Unfortunately, bed bugs (Cimex lectularius) can come from various sources, and dealing with these persistent critters when you have dogs can be difficult because you don’t want to use harmful chemicals. It’s also common to wonder if they bite your dogs like they do humans and if they live on them like fleas and ticks. The good news is that bed bugs don’t like your pets as much as they like humans, but keep reading for the details on how to tell if your dog is getting bit and what you can do to eliminate bed bugs without harming your dog.
What Are the Signs I Have Bed Bugs in My Home?
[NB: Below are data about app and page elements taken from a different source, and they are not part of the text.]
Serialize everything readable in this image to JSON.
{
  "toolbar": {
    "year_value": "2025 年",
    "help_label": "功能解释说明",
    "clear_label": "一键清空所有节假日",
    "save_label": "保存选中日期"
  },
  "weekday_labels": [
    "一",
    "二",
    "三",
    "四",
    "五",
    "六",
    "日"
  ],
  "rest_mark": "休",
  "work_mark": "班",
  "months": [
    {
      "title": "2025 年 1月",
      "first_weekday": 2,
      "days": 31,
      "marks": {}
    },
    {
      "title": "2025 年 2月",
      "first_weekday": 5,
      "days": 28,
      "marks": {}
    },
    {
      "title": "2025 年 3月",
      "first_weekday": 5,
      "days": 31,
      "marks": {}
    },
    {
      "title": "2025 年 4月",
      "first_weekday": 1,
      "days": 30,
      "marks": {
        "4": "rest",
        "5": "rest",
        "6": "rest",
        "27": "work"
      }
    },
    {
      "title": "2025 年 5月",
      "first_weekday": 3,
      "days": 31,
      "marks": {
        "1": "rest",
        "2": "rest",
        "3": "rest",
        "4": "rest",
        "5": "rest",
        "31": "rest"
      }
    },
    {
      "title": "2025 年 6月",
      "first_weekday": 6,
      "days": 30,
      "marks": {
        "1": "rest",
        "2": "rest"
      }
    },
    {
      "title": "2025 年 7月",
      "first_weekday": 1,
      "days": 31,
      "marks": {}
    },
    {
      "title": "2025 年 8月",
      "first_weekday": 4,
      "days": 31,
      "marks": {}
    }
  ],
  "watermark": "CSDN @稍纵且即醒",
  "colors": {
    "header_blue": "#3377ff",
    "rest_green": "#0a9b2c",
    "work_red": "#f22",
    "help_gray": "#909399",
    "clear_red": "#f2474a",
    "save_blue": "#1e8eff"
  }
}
You will usually see signs of bed bugs before you see the bugs themselves. Clear exoskeletons are one of the first signs, and you will usually find these on the mattress before you make the bed. You may also see black or rusty-colored spots, which are bug droppings. Live bugs are a reddish color and tend to hide when the lights come on in box springs, bed frames, curtain rods, and wallpaper.
How Do I Know If Bed Bugs Are Biting My Dog?
Bed bugs prefer to bite humans, but if the population grows large enough, they might begin feeding on dogs and other animals, including cats, rabbits, and birds. When a bed bug bites a human, it leaves a red bump, and the bumps often form a straight line. You will see similar marks on your dog if you move the fur out of the way so you can see the skin. The good news is that bed bugs will not live on your pet like fleas and will quickly leave after they feed.
How Can I Get Rid of Bed Bugs?
A bed bug infestation can be extremely difficult to get rid of and will take a while. We recommend calling a professional exterminator, but there are a few steps that you can take to keep the population under control while you are waiting for your appointment.
1. Close Off the Room
While bed bugs can and will spread throughout your home, 70% of the population will remain close to the bed. Close the door to the bedrooms, and don’t let your pets inside.
2. Put the Bedding in the Laundry
Bed bugs die quickly in hot temperatures, so running a cycle in the wash is effective in reducing the population in your home. Many people try to turn up the heat in their house, but you can’t reach high enough temperatures this way and will only waste heating fuel. Washing the clothes and sheets in hot water (minimum 120 degrees Fahrenheit) and drying them in a dryer can be an effective way to kill the bugs.
A household dryer is effective for killing bed bugs, including eggs, in approximately 30 minutes. However you can only place in the dryer certain items, so we still recommend you to get an exterminator to treat your home.
3. Use Food-Grade Diatomaceous Earth
Food-grade diatomaceous earth is a powdery substance that is extremely absorbent. It’s made up of fossilized algae, and it will slice into the bed bug and dehydrate it. We recommend sprinkling it around your bed and leaving it for several hours or even days before vacuuming it up. The downside to using diatomaceous earth is that the dust can cause respiratory issues for you and your dog, so make sure you wear a mask while spreading it and keep your dog out of the area.
4. Use Chemical Spray
There are dog-safe chemical sprays available, but you will still need to read the label carefully before using it around your pet. Follow the instructions so your dog doesn’t ingest any harmful chemicals. Other brands may require your family and/or pets to leave the house for several days, so you may need to find a dog sitter if you choose this option.
If you have bed bugs, the good news is that they won’t live on your pet like fleas. If you can eliminate them from your home, they will be gone from your pet too. Unfortunately, getting rid of bed bugs can be extremely difficult, and we recommend calling a professional. The steps listed here may reduce the population significantly, but it will still be a huge undertaking to eliminate them all yourself.
Featured Image Credit: Zivica Kerkez, Shutterstock